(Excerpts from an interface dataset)
————————

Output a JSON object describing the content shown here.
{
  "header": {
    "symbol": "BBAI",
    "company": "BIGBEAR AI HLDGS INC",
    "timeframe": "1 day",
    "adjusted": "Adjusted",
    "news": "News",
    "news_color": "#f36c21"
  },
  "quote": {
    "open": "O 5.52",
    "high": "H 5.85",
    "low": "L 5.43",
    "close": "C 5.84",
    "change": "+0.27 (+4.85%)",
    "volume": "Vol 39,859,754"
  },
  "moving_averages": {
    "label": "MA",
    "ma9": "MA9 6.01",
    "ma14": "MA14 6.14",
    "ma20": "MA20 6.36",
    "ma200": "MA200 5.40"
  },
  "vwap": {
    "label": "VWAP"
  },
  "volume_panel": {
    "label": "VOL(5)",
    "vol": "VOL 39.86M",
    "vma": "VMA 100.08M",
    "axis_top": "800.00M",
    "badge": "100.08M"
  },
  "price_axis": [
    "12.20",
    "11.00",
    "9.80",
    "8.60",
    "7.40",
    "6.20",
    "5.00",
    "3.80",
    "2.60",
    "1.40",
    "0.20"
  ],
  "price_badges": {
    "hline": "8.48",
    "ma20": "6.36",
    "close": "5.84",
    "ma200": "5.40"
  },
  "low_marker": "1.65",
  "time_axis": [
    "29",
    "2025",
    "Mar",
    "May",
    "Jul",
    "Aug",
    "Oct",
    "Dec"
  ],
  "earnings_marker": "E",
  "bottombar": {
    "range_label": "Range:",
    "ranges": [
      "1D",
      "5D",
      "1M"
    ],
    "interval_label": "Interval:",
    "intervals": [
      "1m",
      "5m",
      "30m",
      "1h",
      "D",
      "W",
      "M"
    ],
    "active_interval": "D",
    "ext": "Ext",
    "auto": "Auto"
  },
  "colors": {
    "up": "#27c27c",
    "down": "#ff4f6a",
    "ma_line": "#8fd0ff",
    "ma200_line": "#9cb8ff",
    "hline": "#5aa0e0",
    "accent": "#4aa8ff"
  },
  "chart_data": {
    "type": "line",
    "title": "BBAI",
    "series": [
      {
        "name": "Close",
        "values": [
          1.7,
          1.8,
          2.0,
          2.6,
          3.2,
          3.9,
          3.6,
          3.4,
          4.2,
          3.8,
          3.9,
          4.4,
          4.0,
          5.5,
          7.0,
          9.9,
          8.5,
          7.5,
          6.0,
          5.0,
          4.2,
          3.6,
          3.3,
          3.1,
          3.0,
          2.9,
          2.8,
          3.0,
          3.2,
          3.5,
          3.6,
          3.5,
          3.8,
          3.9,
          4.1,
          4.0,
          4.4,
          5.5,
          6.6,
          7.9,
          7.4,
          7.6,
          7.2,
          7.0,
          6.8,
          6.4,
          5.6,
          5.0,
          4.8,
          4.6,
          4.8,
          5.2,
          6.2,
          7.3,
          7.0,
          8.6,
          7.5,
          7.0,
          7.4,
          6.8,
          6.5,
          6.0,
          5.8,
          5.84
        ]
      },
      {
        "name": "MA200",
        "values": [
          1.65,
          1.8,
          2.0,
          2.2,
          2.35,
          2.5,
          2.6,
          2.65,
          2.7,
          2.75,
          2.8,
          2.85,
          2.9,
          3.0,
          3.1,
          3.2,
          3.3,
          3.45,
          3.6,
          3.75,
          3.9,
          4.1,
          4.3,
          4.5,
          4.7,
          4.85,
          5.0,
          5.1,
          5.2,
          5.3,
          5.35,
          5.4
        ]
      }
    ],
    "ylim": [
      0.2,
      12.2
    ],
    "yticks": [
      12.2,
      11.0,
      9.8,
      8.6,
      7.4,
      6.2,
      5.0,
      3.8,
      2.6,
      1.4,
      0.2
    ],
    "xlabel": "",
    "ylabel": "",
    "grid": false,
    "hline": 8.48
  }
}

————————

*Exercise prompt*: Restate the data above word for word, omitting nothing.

*Your solution*:
Output a JSON object describing the content shown here.
{
  "header": {
    "symbol": "BBAI",
    "company": "BIGBEAR AI HLDGS INC",
    "timeframe": "1 day",
    "adjusted": "Adjusted",
    "news": "News",
    "news_color": "#f36c21"
  },
  "quote": {
    "open": "O 5.52",
    "high": "H 5.85",
    "low": "L 5.43",
    "close": "C 5.84",
    "change": "+0.27 (+4.85%)",
    "volume": "Vol 39,859,754"
  },
  "moving_averages": {
    "label": "MA",
    "ma9": "MA9 6.01",
    "ma14": "MA14 6.14",
    "ma20": "MA20 6.36",
    "ma200": "MA200 5.40"
  },
  "vwap": {
    "label": "VWAP"
  },
  "volume_panel": {
    "label": "VOL(5)",
    "vol": "VOL 39.86M",
    "vma": "VMA 100.08M",
    "axis_top": "800.00M",
    "badge": "100.08M"
  },
  "price_axis": [
    "12.20",
    "11.00",
    "9.80",
    "8.60",
    "7.40",
    "6.20",
    "5.00",
    "3.80",
    "2.60",
    "1.40",
    "0.20"
  ],
  "price_badges": {
    "hline": "8.48",
    "ma20": "6.36",
    "close": "5.84",
    "ma200": "5.40"
  },
  "low_marker": "1.65",
  "time_axis": [
    "29",
    "2025",
    "Mar",
    "May",
    "Jul",
    "Aug",
    "Oct",
    "Dec"
  ],
  "earnings_marker": "E",
  "bottombar": {
    "range_label": "Range:",
    "ranges": [
      "1D",
      "5D",
      "1M"
    ],
    "interval_label": "Interval:",
    "intervals": [
      "1m",
      "5m",
      "30m",
      "1h",
      "D",
      "W",
      "M"
    ],
    "active_interval": "D",
    "ext": "Ext",
    "auto": "Auto"
  },
  "colors": {
    "up": "#27c27c",
    "down": "#ff4f6a",
    "ma_line": "#8fd0ff",
    "ma200_line": "#9cb8ff",
    "hline": "#5aa0e0",
    "accent": "#4aa8ff"
  },
  "chart_data": {
    "type": "line",
    "title": "BBAI",
    "series": [
      {
        "name": "Close",
        "values": [
          1.7,
          1.8,
          2.0,
          2.6,
          3.2,
          3.9,
          3.6,
          3.4,
          4.2,
          3.8,
          3.9,
          4.4,
          4.0,
          5.5,
          7.0,
          9.9,
          8.5,
          7.5,
          6.0,
          5.0,
          4.2,
          3.6,
          3.3,
          3.1,
          3.0,
          2.9,
          2.8,
          3.0,
          3.2,
          3.5,
          3.6,
          3.5,
          3.8,
          3.9,
          4.1,
          4.0,
          4.4,
          5.5,
          6.6,
          7.9,
          7.4,
          7.6,
          7.2,
          7.0,
          6.8,
          6.4,
          5.6,
          5.0,
          4.8,
          4.6,
          4.8,
          5.2,
          6.2,
          7.3,
          7.0,
          8.6,
          7.5,
          7.0,
          7.4,
          6.8,
          6.5,
          6.0,
          5.8,
          5.84
        ]
      },
      {
        "name": "MA200",
        "values": [
          1.65,
          1.8,
          2.0,
          2.2,
          2.35,
          2.5,
          2.6,
          2.65,
          2.7,
          2.75,
          2.8,
          2.85,
          2.9,
          3.0,
          3.1,
          3.2,
          3.3,
          3.45,
          3.6,
          3.75,
          3.9,
          4.1,
          4.3,
          4.5,
          4.7,
          4.85,
          5.0,
          5.1,
          5.2,
          5.3,
          5.35,
          5.4
        ]
      }
    ],
    "ylim": [
      0.2,
      12.2
    ],
    "yticks": [
      12.2,
      11.0,
      9.8,
      8.6,
      7.4,
      6.2,
      5.0,
      3.8,
      2.6,
      1.4,
      0.2
    ],
    "xlabel": "",
    "ylabel": "",
    "grid": false,
    "hline": 8.48
  }
}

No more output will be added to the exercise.